Rise from the Rubble
Among Midwest lush rolling farmlands, in an area ominously known as Tornado Alley, folks have grown accustomed to warning sirens and funnel clouds. It’s part of life.
However, even the most seasoned tornado watchers would be stunned by the sheer fury of the storm that screamed into their lives on a warm spring night on May 4, 2007.
Measuring 1.7 miles across and pushing winds more than 200 miles per hour, a killer Category F-5 tornado slammed into Greensburg, KS, leveling more than 95% of this quaint city of 1,400 residents.

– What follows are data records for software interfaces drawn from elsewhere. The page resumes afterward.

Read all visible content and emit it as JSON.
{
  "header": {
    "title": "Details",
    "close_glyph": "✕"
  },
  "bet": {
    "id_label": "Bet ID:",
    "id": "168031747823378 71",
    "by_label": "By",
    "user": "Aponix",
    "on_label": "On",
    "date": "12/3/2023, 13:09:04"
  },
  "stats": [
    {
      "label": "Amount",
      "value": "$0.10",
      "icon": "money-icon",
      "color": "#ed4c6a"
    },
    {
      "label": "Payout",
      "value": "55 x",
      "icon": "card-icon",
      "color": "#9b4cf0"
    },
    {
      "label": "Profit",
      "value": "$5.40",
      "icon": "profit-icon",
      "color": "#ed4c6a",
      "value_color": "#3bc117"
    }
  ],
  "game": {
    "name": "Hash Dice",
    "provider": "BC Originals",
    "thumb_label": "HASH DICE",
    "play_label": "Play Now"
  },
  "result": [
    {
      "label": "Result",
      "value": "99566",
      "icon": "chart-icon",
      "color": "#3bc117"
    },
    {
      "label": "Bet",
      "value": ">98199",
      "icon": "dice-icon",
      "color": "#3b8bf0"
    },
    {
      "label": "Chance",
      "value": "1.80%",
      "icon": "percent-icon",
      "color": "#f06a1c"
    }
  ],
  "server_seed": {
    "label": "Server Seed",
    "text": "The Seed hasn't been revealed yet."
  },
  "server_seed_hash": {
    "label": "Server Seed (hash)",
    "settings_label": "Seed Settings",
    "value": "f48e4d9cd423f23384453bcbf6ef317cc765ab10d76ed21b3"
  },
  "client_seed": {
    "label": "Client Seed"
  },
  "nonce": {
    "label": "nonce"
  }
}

The deadly twister, which killed 11 and injured 60 more, was one of the most powerful to ever touch down in the U.S.
Suddenly, the plight of this tiny Kansas city gained a national audience, and President George W. Bush declared Greensburg a disaster area.
Then, city leaders and residents decided to do something truly remarkable: rebuild Greensburg from the ground up to be one of the greenest places in America.
Nearly nine years later, Greensburg is the world’s leading community in LEED-certified buildings per capita. The town is home to a half-dozen LEED Platinum-certified buildings, including its city hall, K-12 school, and hospital. Renewable energy powers the entire community, and the streetlights are all LED.
Many across the country learned of Greensburg’s unique green initiative including the Price family, who operate Virginia Lime Works in Madison Heights, VA. Owner Jimmy Price read of Greensburg’s story and felt compelled to help out. So he and his son Jeff drove cross-country to donate a pallet of environmentally friendly lime-based paint, which is nontoxic—and actually absorbs carbon dioxide from the air.
Price says the lime paint comes from 6,000-year-old technology, and gives walls a kind of whitewashed effect.
Today, Greensburg continues to set the standard for eco-friendly. Now other cities can be green, too … with envy!